- [Goal of the exercise]
One number, and no other words, should make up the answer: how many lines of the listing contain the string "Pilih".

- [Extracted records]
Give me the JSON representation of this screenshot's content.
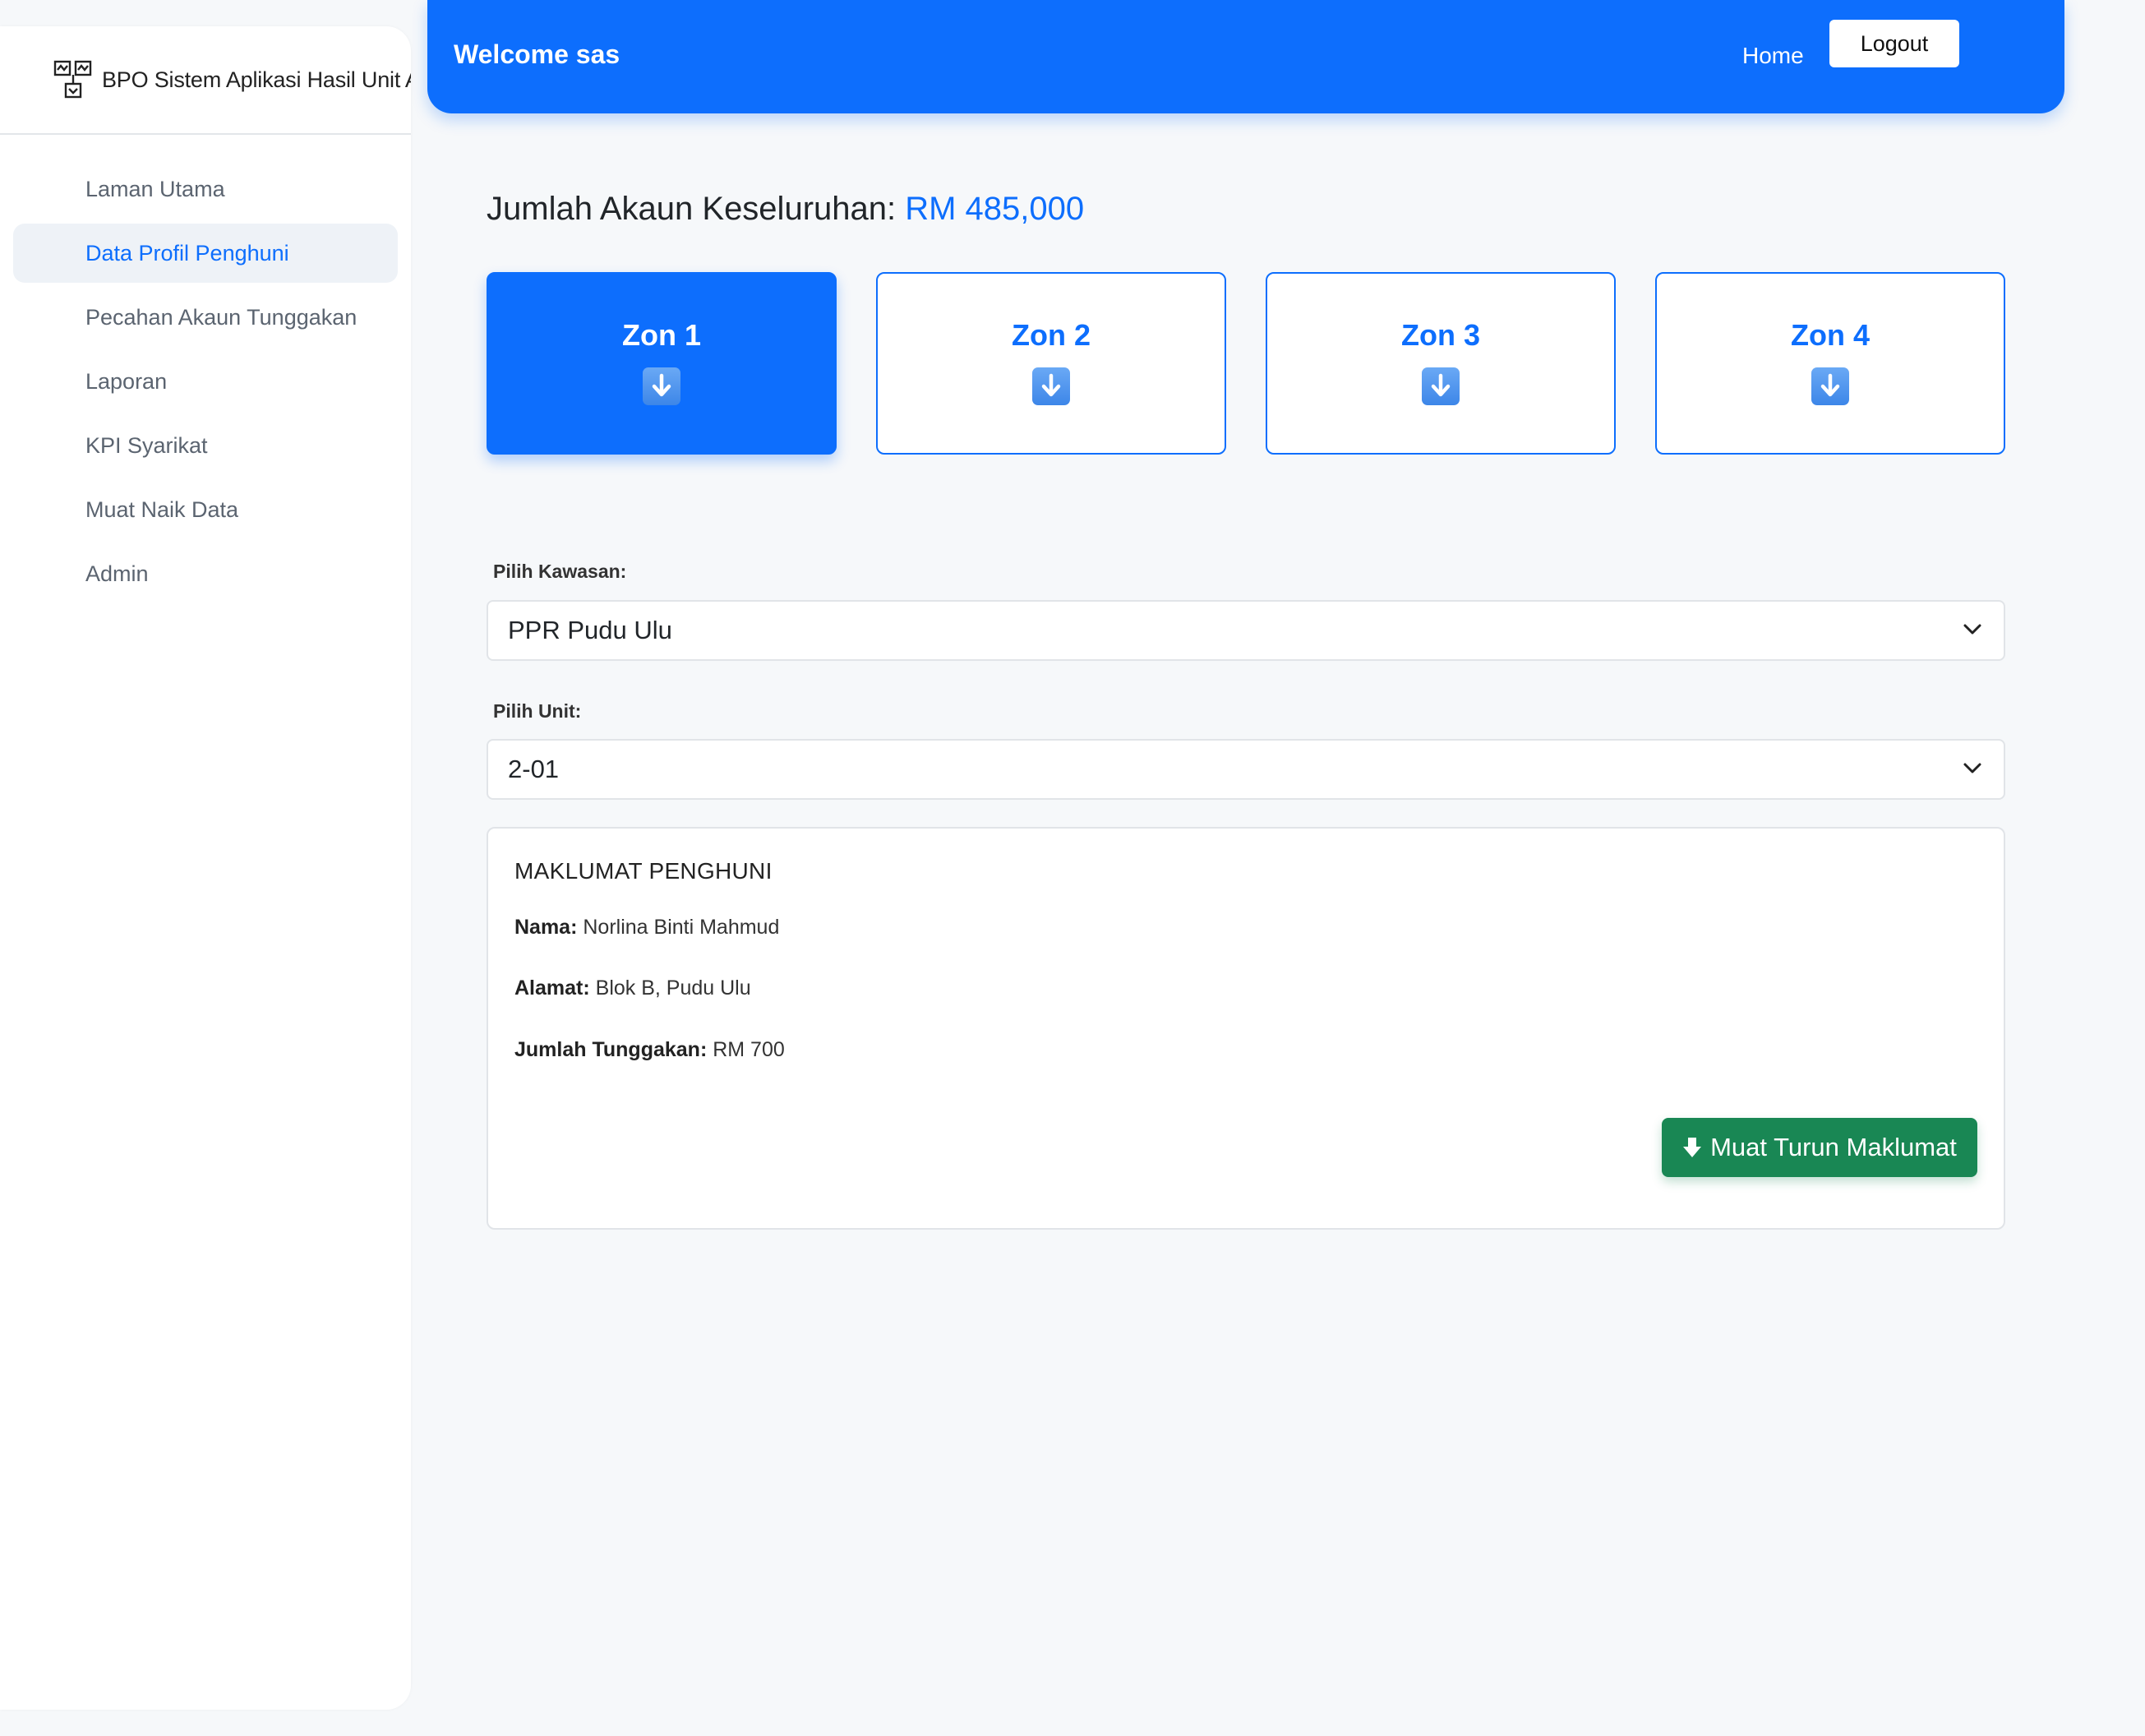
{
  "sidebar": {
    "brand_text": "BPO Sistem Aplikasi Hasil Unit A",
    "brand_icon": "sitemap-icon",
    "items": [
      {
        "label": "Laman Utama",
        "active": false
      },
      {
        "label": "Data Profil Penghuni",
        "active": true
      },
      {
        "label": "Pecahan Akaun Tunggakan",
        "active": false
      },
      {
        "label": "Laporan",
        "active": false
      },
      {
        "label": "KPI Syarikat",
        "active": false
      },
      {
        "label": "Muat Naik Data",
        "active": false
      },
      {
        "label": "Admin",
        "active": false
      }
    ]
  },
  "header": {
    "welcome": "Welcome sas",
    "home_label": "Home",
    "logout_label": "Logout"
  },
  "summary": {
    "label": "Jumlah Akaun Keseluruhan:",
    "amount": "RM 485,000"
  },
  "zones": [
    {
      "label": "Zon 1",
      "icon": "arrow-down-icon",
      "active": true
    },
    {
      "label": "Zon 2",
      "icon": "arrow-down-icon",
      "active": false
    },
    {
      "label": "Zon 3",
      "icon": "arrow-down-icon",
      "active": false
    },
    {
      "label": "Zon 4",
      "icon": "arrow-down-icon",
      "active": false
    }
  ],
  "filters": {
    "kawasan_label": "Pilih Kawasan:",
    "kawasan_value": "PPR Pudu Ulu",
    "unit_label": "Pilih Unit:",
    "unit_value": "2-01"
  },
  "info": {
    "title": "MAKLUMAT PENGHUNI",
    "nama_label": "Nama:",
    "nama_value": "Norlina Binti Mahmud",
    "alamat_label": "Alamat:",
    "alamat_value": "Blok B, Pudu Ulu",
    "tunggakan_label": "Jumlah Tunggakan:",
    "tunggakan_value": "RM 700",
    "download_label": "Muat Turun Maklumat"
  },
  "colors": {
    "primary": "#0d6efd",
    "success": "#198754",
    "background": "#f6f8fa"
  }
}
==
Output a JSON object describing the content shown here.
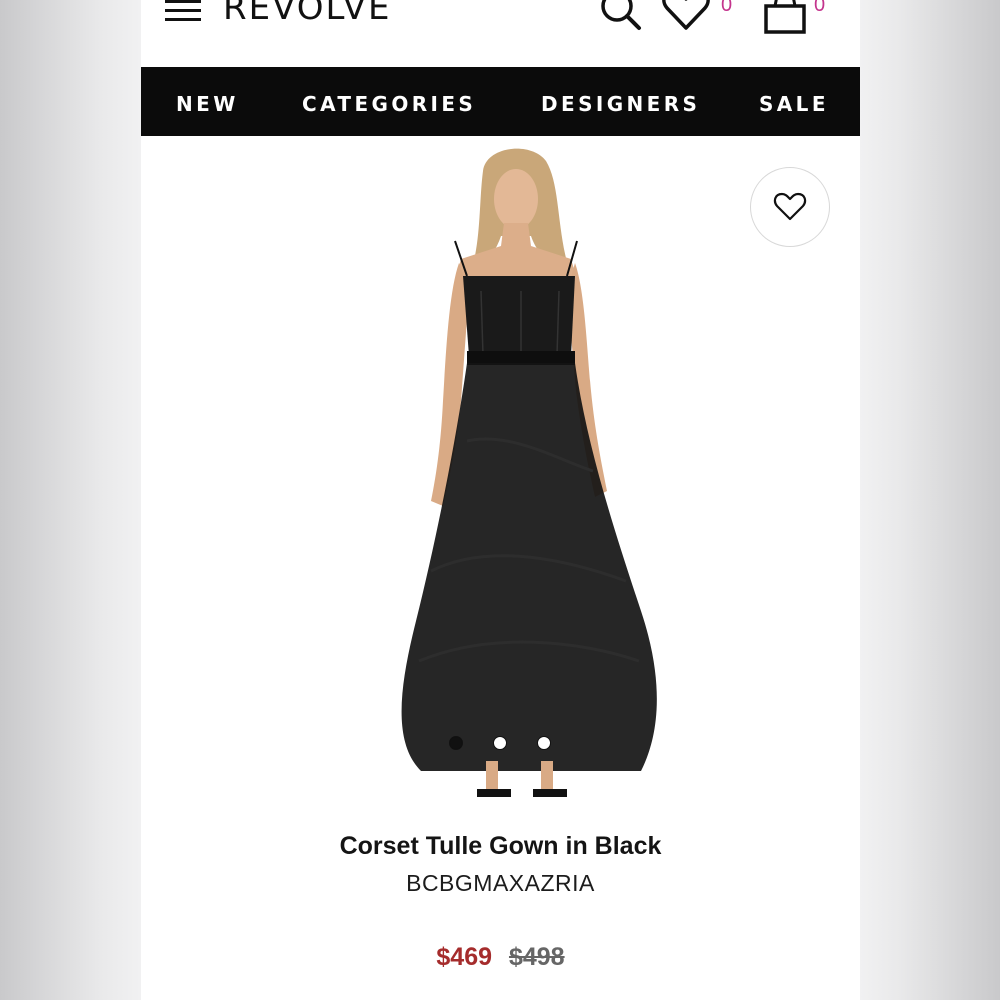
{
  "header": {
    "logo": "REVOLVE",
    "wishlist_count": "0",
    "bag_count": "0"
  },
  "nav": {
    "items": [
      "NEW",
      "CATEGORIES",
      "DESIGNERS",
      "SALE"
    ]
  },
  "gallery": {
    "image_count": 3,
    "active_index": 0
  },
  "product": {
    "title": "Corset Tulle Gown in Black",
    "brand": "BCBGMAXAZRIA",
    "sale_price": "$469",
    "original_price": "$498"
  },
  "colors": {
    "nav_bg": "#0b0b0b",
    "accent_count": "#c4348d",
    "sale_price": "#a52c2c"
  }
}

- [Response below]
2